§ Assignment
Repeat every line of the following material exactly.

┌─ Excerpted data

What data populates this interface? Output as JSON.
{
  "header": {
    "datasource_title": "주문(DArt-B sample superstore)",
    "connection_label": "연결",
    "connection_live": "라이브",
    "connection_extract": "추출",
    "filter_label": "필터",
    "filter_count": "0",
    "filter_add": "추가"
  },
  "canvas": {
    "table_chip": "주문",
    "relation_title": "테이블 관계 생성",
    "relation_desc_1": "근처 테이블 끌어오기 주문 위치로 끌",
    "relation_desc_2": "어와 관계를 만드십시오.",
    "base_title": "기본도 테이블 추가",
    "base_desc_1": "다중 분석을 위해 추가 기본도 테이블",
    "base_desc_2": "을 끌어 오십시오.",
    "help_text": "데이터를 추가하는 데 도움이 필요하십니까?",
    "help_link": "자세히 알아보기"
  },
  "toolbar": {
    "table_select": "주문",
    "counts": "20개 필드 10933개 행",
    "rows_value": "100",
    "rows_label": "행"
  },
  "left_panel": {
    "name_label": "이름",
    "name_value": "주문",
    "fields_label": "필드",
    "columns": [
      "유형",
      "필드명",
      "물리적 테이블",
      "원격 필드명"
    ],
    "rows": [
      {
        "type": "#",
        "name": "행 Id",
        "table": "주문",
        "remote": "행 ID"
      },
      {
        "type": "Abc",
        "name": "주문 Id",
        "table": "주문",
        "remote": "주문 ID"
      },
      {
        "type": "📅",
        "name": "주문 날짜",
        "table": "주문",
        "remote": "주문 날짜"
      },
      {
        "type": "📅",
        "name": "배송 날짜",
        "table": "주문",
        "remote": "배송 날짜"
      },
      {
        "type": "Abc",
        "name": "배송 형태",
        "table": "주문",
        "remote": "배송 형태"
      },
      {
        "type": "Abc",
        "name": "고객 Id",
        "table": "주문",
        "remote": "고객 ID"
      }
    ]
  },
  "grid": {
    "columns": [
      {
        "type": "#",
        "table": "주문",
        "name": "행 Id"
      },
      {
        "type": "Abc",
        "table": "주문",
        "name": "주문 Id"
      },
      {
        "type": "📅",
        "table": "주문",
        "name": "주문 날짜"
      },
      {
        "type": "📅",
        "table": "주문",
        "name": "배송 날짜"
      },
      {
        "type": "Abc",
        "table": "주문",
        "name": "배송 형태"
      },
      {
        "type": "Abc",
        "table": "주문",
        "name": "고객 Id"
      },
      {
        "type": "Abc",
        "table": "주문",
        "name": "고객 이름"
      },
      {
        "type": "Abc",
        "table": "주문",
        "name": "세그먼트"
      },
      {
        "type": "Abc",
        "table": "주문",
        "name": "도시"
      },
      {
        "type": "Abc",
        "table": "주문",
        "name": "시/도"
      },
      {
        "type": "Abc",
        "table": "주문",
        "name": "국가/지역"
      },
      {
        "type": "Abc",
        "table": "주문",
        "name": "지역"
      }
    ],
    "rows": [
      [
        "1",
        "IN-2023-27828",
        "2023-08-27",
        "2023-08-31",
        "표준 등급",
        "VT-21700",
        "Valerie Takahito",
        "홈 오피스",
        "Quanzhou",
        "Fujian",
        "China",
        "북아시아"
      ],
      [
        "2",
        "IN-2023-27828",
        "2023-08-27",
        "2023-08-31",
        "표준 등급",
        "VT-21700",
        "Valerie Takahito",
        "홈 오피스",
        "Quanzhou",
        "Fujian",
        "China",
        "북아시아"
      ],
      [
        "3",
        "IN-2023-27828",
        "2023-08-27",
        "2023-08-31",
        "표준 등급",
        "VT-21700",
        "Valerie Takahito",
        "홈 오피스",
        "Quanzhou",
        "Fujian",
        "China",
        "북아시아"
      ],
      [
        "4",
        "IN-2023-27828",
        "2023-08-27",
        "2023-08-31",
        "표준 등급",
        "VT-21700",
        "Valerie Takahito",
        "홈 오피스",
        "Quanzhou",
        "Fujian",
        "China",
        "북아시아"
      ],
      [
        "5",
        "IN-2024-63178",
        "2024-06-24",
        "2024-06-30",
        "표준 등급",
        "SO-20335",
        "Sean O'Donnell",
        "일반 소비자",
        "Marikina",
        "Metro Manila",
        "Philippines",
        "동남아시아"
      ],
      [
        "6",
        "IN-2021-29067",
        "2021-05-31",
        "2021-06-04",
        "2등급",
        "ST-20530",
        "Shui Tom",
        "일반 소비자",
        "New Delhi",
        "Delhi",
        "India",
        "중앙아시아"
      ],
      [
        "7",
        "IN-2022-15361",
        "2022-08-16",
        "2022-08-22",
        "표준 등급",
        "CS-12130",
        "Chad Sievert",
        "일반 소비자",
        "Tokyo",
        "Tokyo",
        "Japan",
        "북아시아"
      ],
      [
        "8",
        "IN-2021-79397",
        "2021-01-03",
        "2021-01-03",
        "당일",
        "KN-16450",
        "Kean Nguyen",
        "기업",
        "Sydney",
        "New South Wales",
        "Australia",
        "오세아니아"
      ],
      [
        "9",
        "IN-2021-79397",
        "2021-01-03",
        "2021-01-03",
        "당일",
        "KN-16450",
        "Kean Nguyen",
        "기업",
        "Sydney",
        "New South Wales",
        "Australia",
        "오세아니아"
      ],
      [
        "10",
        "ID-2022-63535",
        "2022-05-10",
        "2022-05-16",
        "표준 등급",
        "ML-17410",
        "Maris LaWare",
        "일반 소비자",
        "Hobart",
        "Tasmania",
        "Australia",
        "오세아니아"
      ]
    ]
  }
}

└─

§ Final answer
What data populates this interface? Output as JSON.
{
  "header": {
    "datasource_title": "주문(DArt-B sample superstore)",
    "connection_label": "연결",
    "connection_live": "라이브",
    "connection_extract": "추출",
    "filter_label": "필터",
    "filter_count": "0",
    "filter_add": "추가"
  },
  "canvas": {
    "table_chip": "주문",
    "relation_title": "테이블 관계 생성",
    "relation_desc_1": "근처 테이블 끌어오기 주문 위치로 끌",
    "relation_desc_2": "어와 관계를 만드십시오.",
    "base_title": "기본도 테이블 추가",
    "base_desc_1": "다중 분석을 위해 추가 기본도 테이블",
    "base_desc_2": "을 끌어 오십시오.",
    "help_text": "데이터를 추가하는 데 도움이 필요하십니까?",
    "help_link": "자세히 알아보기"
  },
  "toolbar": {
    "table_select": "주문",
    "counts": "20개 필드 10933개 행",
    "rows_value": "100",
    "rows_label": "행"
  },
  "left_panel": {
    "name_label": "이름",
    "name_value": "주문",
    "fields_label": "필드",
    "columns": [
      "유형",
      "필드명",
      "물리적 테이블",
      "원격 필드명"
    ],
    "rows": [
      {
        "type": "#",
        "name": "행 Id",
        "table": "주문",
        "remote": "행 ID"
      },
      {
        "type": "Abc",
        "name": "주문 Id",
        "table": "주문",
        "remote": "주문 ID"
      },
      {
        "type": "📅",
        "name": "주문 날짜",
        "table": "주문",
        "remote": "주문 날짜"
      },
      {
        "type": "📅",
        "name": "배송 날짜",
        "table": "주문",
        "remote": "배송 날짜"
      },
      {
        "type": "Abc",
        "name": "배송 형태",
        "table": "주문",
        "remote": "배송 형태"
      },
      {
        "type": "Abc",
        "name": "고객 Id",
        "table": "주문",
        "remote": "고객 ID"
      }
    ]
  },
  "grid": {
    "columns": [
      {
        "type": "#",
        "table": "주문",
        "name": "행 Id"
      },
      {
        "type": "Abc",
        "table": "주문",
        "name": "주문 Id"
      },
      {
        "type": "📅",
        "table": "주문",
        "name": "주문 날짜"
      },
      {
        "type": "📅",
        "table": "주문",
        "name": "배송 날짜"
      },
      {
        "type": "Abc",
        "table": "주문",
        "name": "배송 형태"
      },
      {
        "type": "Abc",
        "table": "주문",
        "name": "고객 Id"
      },
      {
        "type": "Abc",
        "table": "주문",
        "name": "고객 이름"
      },
      {
        "type": "Abc",
        "table": "주문",
        "name": "세그먼트"
      },
      {
        "type": "Abc",
        "table": "주문",
        "name": "도시"
      },
      {
        "type": "Abc",
        "table": "주문",
        "name": "시/도"
      },
      {
        "type": "Abc",
        "table": "주문",
        "name": "국가/지역"
      },
      {
        "type": "Abc",
        "table": "주문",
        "name": "지역"
      }
    ],
    "rows": [
      [
        "1",
        "IN-2023-27828",
        "2023-08-27",
        "2023-08-31",
        "표준 등급",
        "VT-21700",
        "Valerie Takahito",
        "홈 오피스",
        "Quanzhou",
        "Fujian",
        "China",
        "북아시아"
      ],
      [
        "2",
        "IN-2023-27828",
        "2023-08-27",
        "2023-08-31",
        "표준 등급",
        "VT-21700",
        "Valerie Takahito",
        "홈 오피스",
        "Quanzhou",
        "Fujian",
        "China",
        "북아시아"
      ],
      [
        "3",
        "IN-2023-27828",
        "2023-08-27",
        "2023-08-31",
        "표준 등급",
        "VT-21700",
        "Valerie Takahito",
        "홈 오피스",
        "Quanzhou",
        "Fujian",
        "China",
        "북아시아"
      ],
      [
        "4",
        "IN-2023-27828",
        "2023-08-27",
        "2023-08-31",
        "표준 등급",
        "VT-21700",
        "Valerie Takahito",
        "홈 오피스",
        "Quanzhou",
        "Fujian",
        "China",
        "북아시아"
      ],
      [
        "5",
        "IN-2024-63178",
        "2024-06-24",
        "2024-06-30",
        "표준 등급",
        "SO-20335",
        "Sean O'Donnell",
        "일반 소비자",
        "Marikina",
        "Metro Manila",
        "Philippines",
        "동남아시아"
      ],
      [
        "6",
        "IN-2021-29067",
        "2021-05-31",
        "2021-06-04",
        "2등급",
        "ST-20530",
        "Shui Tom",
        "일반 소비자",
        "New Delhi",
        "Delhi",
        "India",
        "중앙아시아"
      ],
      [
        "7",
        "IN-2022-15361",
        "2022-08-16",
        "2022-08-22",
        "표준 등급",
        "CS-12130",
        "Chad Sievert",
        "일반 소비자",
        "Tokyo",
        "Tokyo",
        "Japan",
        "북아시아"
      ],
      [
        "8",
        "IN-2021-79397",
        "2021-01-03",
        "2021-01-03",
        "당일",
        "KN-16450",
        "Kean Nguyen",
        "기업",
        "Sydney",
        "New South Wales",
        "Australia",
        "오세아니아"
      ],
      [
        "9",
        "IN-2021-79397",
        "2021-01-03",
        "2021-01-03",
        "당일",
        "KN-16450",
        "Kean Nguyen",
        "기업",
        "Sydney",
        "New South Wales",
        "Australia",
        "오세아니아"
      ],
      [
        "10",
        "ID-2022-63535",
        "2022-05-10",
        "2022-05-16",
        "표준 등급",
        "ML-17410",
        "Maris LaWare",
        "일반 소비자",
        "Hobart",
        "Tasmania",
        "Australia",
        "오세아니아"
      ]
    ]
  }
}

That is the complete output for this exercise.